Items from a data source
- Opening Delimiter -

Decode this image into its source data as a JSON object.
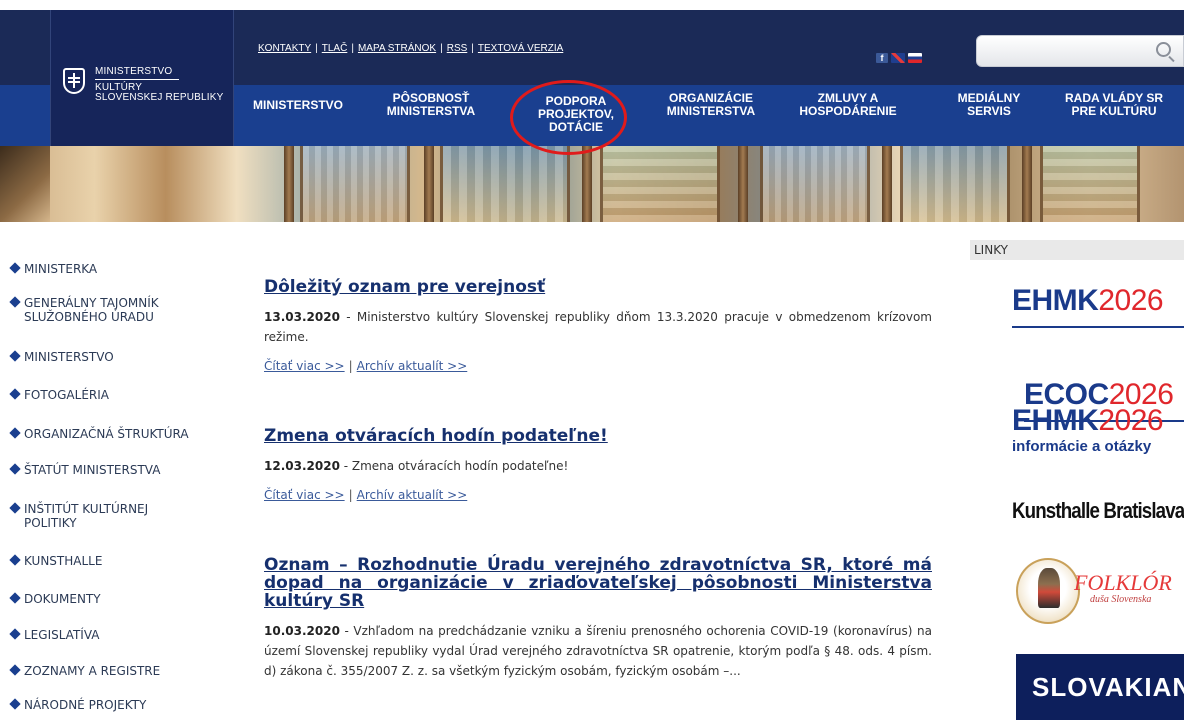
{
  "header": {
    "logo": {
      "line1": "MINISTERSTVO",
      "line2": "KULTÚRY",
      "line3": "SLOVENSKEJ REPUBLIKY"
    },
    "util_links": [
      "KONTAKTY",
      "TLAČ",
      "MAPA STRÁNOK",
      "RSS",
      "TEXTOVÁ VERZIA"
    ],
    "util_separator": "|",
    "social": {
      "facebook_label": "f"
    },
    "search": {
      "placeholder": "",
      "value": ""
    },
    "nav": [
      {
        "line1": "MINISTERSTVO",
        "line2": ""
      },
      {
        "line1": "PÔSOBNOSŤ",
        "line2": "MINISTERSTVA"
      },
      {
        "line1": "PODPORA",
        "line2": "PROJEKTOV,",
        "line3": "DOTÁCIE"
      },
      {
        "line1": "ORGANIZÁCIE",
        "line2": "MINISTERSTVA"
      },
      {
        "line1": "ZMLUVY A",
        "line2": "HOSPODÁRENIE"
      },
      {
        "line1": "MEDIÁLNY",
        "line2": "SERVIS"
      },
      {
        "line1": "RADA VLÁDY SR",
        "line2": "PRE KULTÚRU"
      }
    ],
    "highlight_color": "#e01b1b"
  },
  "sidebar": {
    "items": [
      {
        "line1": "MINISTERKA",
        "line2": ""
      },
      {
        "line1": "GENERÁLNY TAJOMNÍK",
        "line2": "SLUŽOBNÉHO ÚRADU"
      },
      {
        "line1": "MINISTERSTVO",
        "line2": ""
      },
      {
        "line1": "FOTOGALÉRIA",
        "line2": ""
      },
      {
        "line1": "ORGANIZAČNÁ ŠTRUKTÚRA",
        "line2": ""
      },
      {
        "line1": "ŠTATÚT MINISTERSTVA",
        "line2": ""
      },
      {
        "line1": "INŠTITÚT KULTÚRNEJ",
        "line2": "POLITIKY"
      },
      {
        "line1": "KUNSTHALLE",
        "line2": ""
      },
      {
        "line1": "DOKUMENTY",
        "line2": ""
      },
      {
        "line1": "LEGISLATÍVA",
        "line2": ""
      },
      {
        "line1": "ZOZNAMY A REGISTRE",
        "line2": ""
      },
      {
        "line1": "NÁRODNÉ PROJEKTY",
        "line2": ""
      }
    ]
  },
  "main": {
    "articles": [
      {
        "title": "Dôležitý oznam pre verejnosť",
        "date": "13.03.2020",
        "text": " - Ministerstvo kultúry Slovenskej republiky dňom 13.3.2020 pracuje v obmedzenom krízovom režime.",
        "more": "Čítať viac >>",
        "archive": "Archív aktualít >>"
      },
      {
        "title": "Zmena otváracích hodín podateľne!",
        "date": "12.03.2020",
        "text": " - Zmena otváracích hodín podateľne!",
        "more": "Čítať viac >>",
        "archive": "Archív aktualít >>"
      },
      {
        "title": "Oznam – Rozhodnutie Úradu verejného zdravotníctva SR, ktoré má dopad na organizácie v zriaďovateľskej pôsobnosti Ministerstva kultúry SR",
        "date": "10.03.2020",
        "text": " - Vzhľadom na predchádzanie vzniku a šíreniu prenosného ochorenia COVID-19 (koronavírus) na území Slovenskej republiky vydal Úrad verejného zdravotníctva SR opatrenie, ktorým podľa § 48. ods. 4 písm. d) zákona č. 355/2007 Z. z. sa všetkým fyzickým osobám, fyzickým osobám –..."
      }
    ],
    "link_separator": "|"
  },
  "right": {
    "links_title": "LINKY",
    "banners": [
      {
        "word": "EHMK",
        "year": "2026"
      },
      {
        "word": "ECOC",
        "year": "2026"
      },
      {
        "word": "EHMK",
        "year": "2026",
        "sub": "informácie a otázky"
      }
    ],
    "kunsthalle": "Kunsthalle Bratislava",
    "folklor": {
      "title": "FOLKLÓR",
      "sub": "duša Slovenska"
    },
    "slovakiana": "SLOVAKIANA",
    "colors": {
      "brand_blue": "#1a3a8a",
      "accent_red": "#e0272c"
    }
  }
}
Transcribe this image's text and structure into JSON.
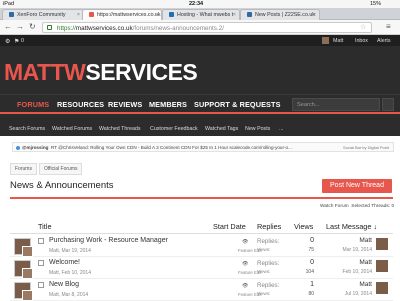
{
  "status": {
    "device": "iPad",
    "time": "22:34",
    "battery": "15%"
  },
  "tabs": [
    {
      "label": "XenForo Community",
      "color": "#2c6aa8"
    },
    {
      "label": "https://mattwservices.co.uk",
      "color": "#e8574e"
    },
    {
      "label": "Hosting - What mwebs t",
      "color": "#1e6fb5"
    },
    {
      "label": "New Posts | Z22SE.co.uk",
      "color": "#2c6aa8"
    }
  ],
  "address": {
    "scheme": "https://",
    "host": "mattwservices.co.uk",
    "path": "/forums/news-announcements.2/"
  },
  "topbar": {
    "notifications": "0",
    "user": "Matt",
    "inbox": "Inbox",
    "alerts": "Alerts"
  },
  "logo": {
    "part1": "MATTW",
    "part2": "SERVICES"
  },
  "mainnav": {
    "items": [
      "FORUMS",
      "RESOURCES",
      "REVIEWS",
      "MEMBERS",
      "SUPPORT & REQUESTS"
    ],
    "search_placeholder": "Search..."
  },
  "subnav": [
    "Search Forums",
    "Watched Forums",
    "Watched Threads",
    "Customer Feedback",
    "Watched Tags",
    "New Posts",
    "..."
  ],
  "ticker": {
    "handle": "@mjrossing",
    "text": "RT @ChrisVeland: Rolling Your Own CDN - Build A 3 Continent CDN For $25 In 1 Hour scalecode.com/rolling-your-o...",
    "right": "Social Bar by Digital Point"
  },
  "breadcrumb": [
    "Forums",
    "Official Forums"
  ],
  "page_title": "News & Announcements",
  "post_button": "Post New Thread",
  "watch": {
    "forum": "Watch Forum",
    "selected": "Selected Threads: 0"
  },
  "columns": {
    "title": "Title",
    "start": "Start Date",
    "replies": "Replies",
    "views": "Views",
    "last": "Last Message ↓"
  },
  "threads": [
    {
      "title": "Purchasing Work - Resource Manager",
      "meta": "Matt, Mar 19, 2014",
      "feature": "Feature Edit",
      "replies_label": "Replies:",
      "views_label": "Views:",
      "replies": "0",
      "views": "75",
      "last_user": "Matt",
      "last_date": "Mar 19, 2014"
    },
    {
      "title": "Welcome!",
      "meta": "Matt, Feb 10, 2014",
      "feature": "Feature Edit",
      "replies_label": "Replies:",
      "views_label": "Views:",
      "replies": "0",
      "views": "104",
      "last_user": "Matt",
      "last_date": "Feb 10, 2014"
    },
    {
      "title": "New Blog",
      "meta": "Matt, Mar 8, 2014",
      "feature": "Feature Edit",
      "replies_label": "Replies:",
      "views_label": "Views:",
      "replies": "1",
      "views": "80",
      "last_user": "Matt",
      "last_date": "Jul 19, 2014"
    }
  ]
}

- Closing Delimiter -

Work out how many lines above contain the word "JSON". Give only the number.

2